The Rembrandt Lover’s Guide: AmsterdamBy Suzi Malin
If you’re breathless after the Rembrandt exhibition at the National Galley, which you can read about here, then take our Rembrandt Lovers’ Guide to Amsterdam to get the most out of this amazing city in art and adventure. Here’s how to explore the artists’ hometown in style:
Rembrandt Lover’s Amsterdam: What to Visit
#1 Visit: The Rijkmuseum
What: The Rijksmuseum in Amsterdam is home to the most impressive collection of Rembrandt’s work; a museum dedicated to ‘the Dutchness of Dutchness’. After a ten-year wait, and at a cost of €375 million euros, the magnificent restoration of the Rijksmuseum finished in July and re-opened to the public.
Don’t Miss: The Night Watch
Why: Painted when Rembrandt was 30, the Night Watch is the painting that secured his reputation for posterity. However, from the moment the Night Watch was completed, Rembrandt’s fortune changed. Saskia, his wife, died and Rembrandt virtually stopped painting and focused on his etching. The Night Watch is especially important in the history of the artist’s creative life; it is the culmination of his early artistic brilliance – as Rembrandt was never trouble free and completely happy again. The Night Watch is housed in the Gallery of Honour and holds the collections most famous paintings.
Where: Rijksmuseum, Museumstraat 1, Amsterdam
Tickets: You can buy tickets online here. It is advised to go weekdays – first thing in the morning or between 3-5 pm. The ticket can be used anytime and cost £12.80 with no concessions for the over 65’s or students.
#2 Visit: The Rembrandt House

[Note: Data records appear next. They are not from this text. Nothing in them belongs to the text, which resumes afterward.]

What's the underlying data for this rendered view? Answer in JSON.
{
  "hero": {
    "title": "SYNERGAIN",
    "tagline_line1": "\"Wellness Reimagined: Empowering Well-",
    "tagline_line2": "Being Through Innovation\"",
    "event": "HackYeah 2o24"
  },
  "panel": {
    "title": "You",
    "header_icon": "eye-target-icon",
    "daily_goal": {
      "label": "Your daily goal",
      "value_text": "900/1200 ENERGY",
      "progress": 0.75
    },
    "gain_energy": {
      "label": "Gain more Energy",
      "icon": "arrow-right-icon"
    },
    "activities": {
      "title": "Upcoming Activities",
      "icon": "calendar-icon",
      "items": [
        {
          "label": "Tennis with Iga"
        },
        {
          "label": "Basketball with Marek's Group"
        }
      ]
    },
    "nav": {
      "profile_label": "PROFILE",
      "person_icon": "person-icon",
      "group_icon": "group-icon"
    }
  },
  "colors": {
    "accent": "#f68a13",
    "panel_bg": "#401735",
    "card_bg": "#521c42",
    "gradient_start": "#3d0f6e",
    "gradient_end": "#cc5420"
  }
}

What: This is the house that Rembrandt bought early in his marriage – in the hope of elevating and belonging to the social elite. It was in the Jewish quarter where he found many sitters amongst his neighbours. Sadly, he went bancrupt in 1665 and was forced to sell his house and move to a poorer neighbourhood. He never again lived in this lifestyle.
Why: The house, now a museum, has a guide to explain the artist’s innovative etching techniques (see above) on original 17th century etching presses. The museum holds a virtually complete collection of Rembrandt’s etchings.
Don’t Miss: In his art studio, suffused with the most perfect lighting, we see Rembrandt’s pigments, lapis lazuli and cinnabar – and the huge stone for grinding and oils and resins for glazing. His oil paint was often mixed with egg, sand and glass to thicken it. The palette knife had been used to mixed paint until now (see above The Jewish Bride) – Rembrandt was the first to paint with it.
The Magic: You cannot help but feel a sense of history and magic in the room; the room is filled with the ghost of his genius and the site of the early creations.
Where: Rembrandthuis, Jodenbreestraat 4-6, 1011 Amsterdam
Tickets: Available here. Open 10-6pm daily – admission £10.
#3 Visit: The Mauritshuis, The Hague
What: This brilliant museum, made up of 16 rooms on two floors, next to the Dutch Parliament buildings, fronts onto a man-made lake. A former palace, it has been renovated as part of a 5-year plan and €30 million redevelopment programme, without losing any of its character.
Why: This small beautiful museum has the highest masterpiece quotient of any gallery in the world. It can be enjoyed both for its Rembrandt paintings (Two Moors and Homer are on display here) and its beautiful collection of 17th century Dutch interiors.
Don’t Miss: The Anatomy Lesson housed here, painted when Rembrandt was only 25, was a major landmark in his career. The painting hails the artist’s genius, with its innovation and the way in which the surgeons are brought to life. Whilst you are there, see three Vermeers in the Mauritshuis including The Girl with the Pearl Earring and also the painting, The Goldfinch, the inspiration for the Pulitzer Prize winning novel by Donna Tartt of the same name. Buy a city pass and explore the Hague at leisure here.
Where: Mauritshuis Plein 29, 2511 CS Den Haag
Tickets: Available here. Admission £11, open 10am-6pm, 8pm on Thursdays.
Rembrandt Lover’s Amsterdam: The Conclusion
If you’ve got time, also visit the Van Gogh Museum, which has also opened after restoration and is a stone’s throw from the Rijkmuseum. Amsterdam is the place to go for Rembrandt lovers; it is with some amazement that I quote Damien Hirst who once said: ‘Anyone can be a Rembrandt’.
We say: go to the Rembrandt exhibition at the National Gallery then visit the artist’s homeland. It will help you understand that only Rembrandt can be Rembrandt. In the words of the man himself: ‘a painting is complete when it has the shadows of a god’.
His gift, his magic, was beyond compare because he was able to reach ‘beyond’. Go to Amsterdam. Prepare to be blown away.